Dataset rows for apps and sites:
———
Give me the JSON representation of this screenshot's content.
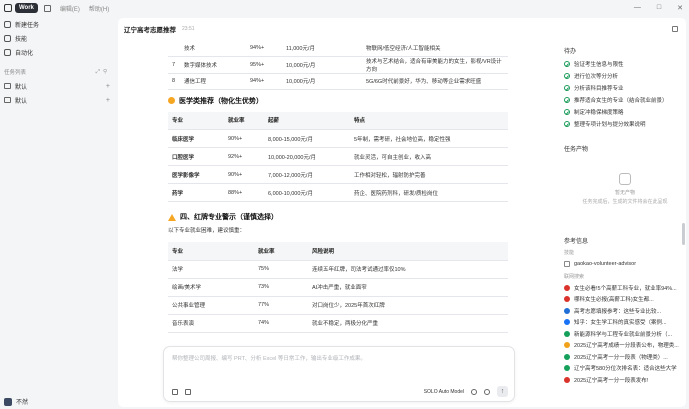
{
  "topbar": {
    "work_label": "Work",
    "menu_items": [
      "编辑(E)",
      "帮助(H)"
    ],
    "window_controls": [
      "—",
      "□",
      "✕"
    ]
  },
  "sidebar": {
    "new_task": "新建任务",
    "skills": "技能",
    "automation": "自动化",
    "task_list_label": "任务列表",
    "groups": [
      "默认",
      "默认"
    ],
    "user_name": "不然"
  },
  "main": {
    "title": "辽宁高考志愿推荐",
    "time": "23:51",
    "table1_rows": [
      [
        "",
        "技术",
        "94%+",
        "11,000元/月",
        "物联网/低空经济/人工智能相关",
        ""
      ],
      [
        "7",
        "数字媒体技术",
        "95%+",
        "10,000元/月",
        "技术与艺术结合，适合有审美能力的女生，影视/VR设计方向",
        ""
      ],
      [
        "8",
        "通信工程",
        "94%+",
        "10,000元/月",
        "5G/6G时代前景好，华为、移动等企业需求旺盛",
        ""
      ]
    ],
    "section1_title": "医学类推荐（物化生优势）",
    "table2": {
      "headers": [
        "专业",
        "就业率",
        "起薪",
        "特点"
      ],
      "rows": [
        [
          "临床医学",
          "90%+",
          "8,000-15,000元/月",
          "5年制，需考研，社会地位高，稳定性强"
        ],
        [
          "口腔医学",
          "92%+",
          "10,000-20,000元/月",
          "就业灵活，可自主创业，收入高"
        ],
        [
          "医学影像学",
          "90%+",
          "7,000-12,000元/月",
          "工作相对轻松，辐射防护完善"
        ],
        [
          "药学",
          "88%+",
          "6,000-10,000元/月",
          "药企、医院药剂科，研发/质检岗位"
        ]
      ]
    },
    "section2_title": "四、红牌专业警示（谨慎选择）",
    "section2_note": "以下专业就业困难，建议慎重：",
    "table3": {
      "headers": [
        "专业",
        "就业率",
        "风险说明"
      ],
      "rows": [
        [
          "法学",
          "75%",
          "连续五年红牌，司法考试通过率仅10%"
        ],
        [
          "绘画/美术学",
          "73%",
          "AI冲击严重，就业面窄"
        ],
        [
          "公共事业管理",
          "77%",
          "对口岗位少，2025年首次红牌"
        ],
        [
          "音乐表演",
          "74%",
          "就业不稳定，两极分化严重"
        ]
      ]
    },
    "input_placeholder": "帮你整理公司周报、编写 PRT、分析 Excel 等日常工作，输出专业级工作成果。",
    "model_label": "SOLO Auto Model"
  },
  "right_panel": {
    "todo_title": "待办",
    "todos": [
      "验证考生信息与限性",
      "进行位次等分分析",
      "分析该科目推荐专业",
      "推荐适合女生的专业（结合就业前景）",
      "制定冲稳保梯度策略",
      "整理专项计划与提分效果说明"
    ],
    "artifacts_title": "任务产物",
    "artifacts_empty": "暂无产物",
    "artifacts_hint": "任务完成后，生成的文件将会在此呈现",
    "ref_title": "参考信息",
    "skills_label": "技能",
    "skill_name": "gaokao-volunteer-advisor",
    "links_label": "联网搜索",
    "links": [
      {
        "text": "女生必看!5个高薪工科专业，就业率94%...",
        "color": "#d9332b"
      },
      {
        "text": "哪科女生必报(高薪工科)女生都...",
        "color": "#d9332b"
      },
      {
        "text": "高考志愿填报参考：这些专业比较...",
        "color": "#1f6fd6"
      },
      {
        "text": "知乎：女生学工科的真实感受（案例...",
        "color": "#1772f6"
      },
      {
        "text": "新能源科学与工程专业就业前景分析（...",
        "color": "#14a05a"
      },
      {
        "text": "2025辽宁高考成绩一分段表公布，物理类...",
        "color": "#f0a21a"
      },
      {
        "text": "2025辽宁高考一分一段表（物理类）...",
        "color": "#14a05a"
      },
      {
        "text": "辽宁高考580分位次排名表：适合这些大学",
        "color": "#14a05a"
      },
      {
        "text": "2025辽宁高考一分一段表发布!",
        "color": "#d9332b"
      }
    ]
  }
}
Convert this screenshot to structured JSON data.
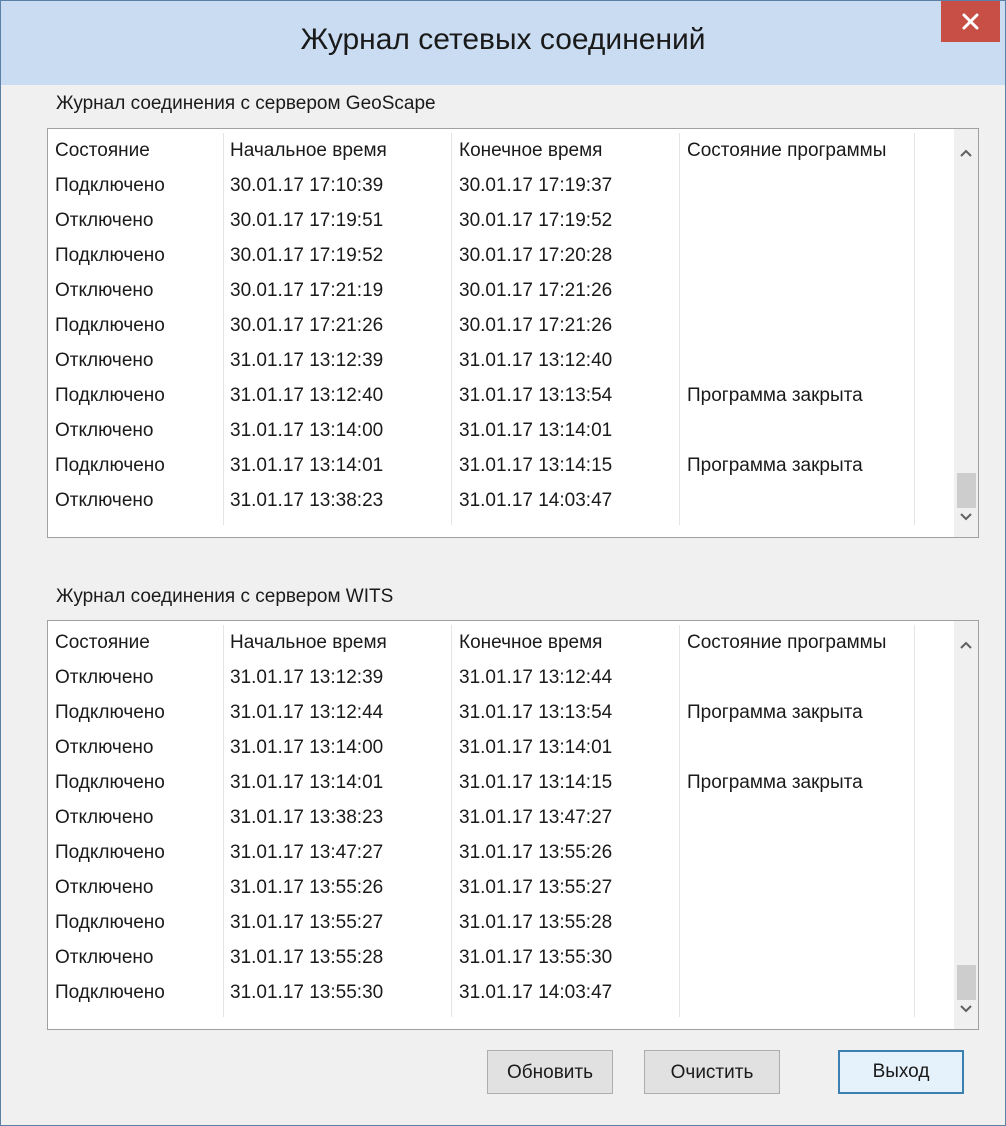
{
  "window": {
    "title": "Журнал сетевых соединений"
  },
  "columns": [
    "Состояние",
    "Начальное время",
    "Конечное время",
    "Состояние программы"
  ],
  "geoscape": {
    "title": "Журнал соединения с сервером GeoScape",
    "rows": [
      [
        "Подключено",
        "30.01.17 17:10:39",
        "30.01.17 17:19:37",
        ""
      ],
      [
        "Отключено",
        "30.01.17 17:19:51",
        "30.01.17 17:19:52",
        ""
      ],
      [
        "Подключено",
        "30.01.17 17:19:52",
        "30.01.17 17:20:28",
        ""
      ],
      [
        "Отключено",
        "30.01.17 17:21:19",
        "30.01.17 17:21:26",
        ""
      ],
      [
        "Подключено",
        "30.01.17 17:21:26",
        "30.01.17 17:21:26",
        ""
      ],
      [
        "Отключено",
        "31.01.17 13:12:39",
        "31.01.17 13:12:40",
        ""
      ],
      [
        "Подключено",
        "31.01.17 13:12:40",
        "31.01.17 13:13:54",
        "Программа закрыта"
      ],
      [
        "Отключено",
        "31.01.17 13:14:00",
        "31.01.17 13:14:01",
        ""
      ],
      [
        "Подключено",
        "31.01.17 13:14:01",
        "31.01.17 13:14:15",
        "Программа закрыта"
      ],
      [
        "Отключено",
        "31.01.17 13:38:23",
        "31.01.17 14:03:47",
        ""
      ]
    ]
  },
  "wits": {
    "title": "Журнал соединения с сервером WITS",
    "rows": [
      [
        "Отключено",
        "31.01.17 13:12:39",
        "31.01.17 13:12:44",
        ""
      ],
      [
        "Подключено",
        "31.01.17 13:12:44",
        "31.01.17 13:13:54",
        "Программа закрыта"
      ],
      [
        "Отключено",
        "31.01.17 13:14:00",
        "31.01.17 13:14:01",
        ""
      ],
      [
        "Подключено",
        "31.01.17 13:14:01",
        "31.01.17 13:14:15",
        "Программа закрыта"
      ],
      [
        "Отключено",
        "31.01.17 13:38:23",
        "31.01.17 13:47:27",
        ""
      ],
      [
        "Подключено",
        "31.01.17 13:47:27",
        "31.01.17 13:55:26",
        ""
      ],
      [
        "Отключено",
        "31.01.17 13:55:26",
        "31.01.17 13:55:27",
        ""
      ],
      [
        "Подключено",
        "31.01.17 13:55:27",
        "31.01.17 13:55:28",
        ""
      ],
      [
        "Отключено",
        "31.01.17 13:55:28",
        "31.01.17 13:55:30",
        ""
      ],
      [
        "Подключено",
        "31.01.17 13:55:30",
        "31.01.17 14:03:47",
        ""
      ]
    ]
  },
  "buttons": {
    "refresh": "Обновить",
    "clear": "Очистить",
    "exit": "Выход"
  },
  "icons": {
    "close": "close-icon",
    "scroll_up": "chevron-up-icon",
    "scroll_down": "chevron-down-icon"
  },
  "colors": {
    "close_button": "#c74f45",
    "titlebar": "#c9dcf1",
    "window_bg": "#f0f0f0"
  }
}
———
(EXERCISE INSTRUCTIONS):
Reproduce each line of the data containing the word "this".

(EXERCISE RESULT):
Give me the JSON representation of this screenshot's content.
Convert this screenshot to structured JSON data.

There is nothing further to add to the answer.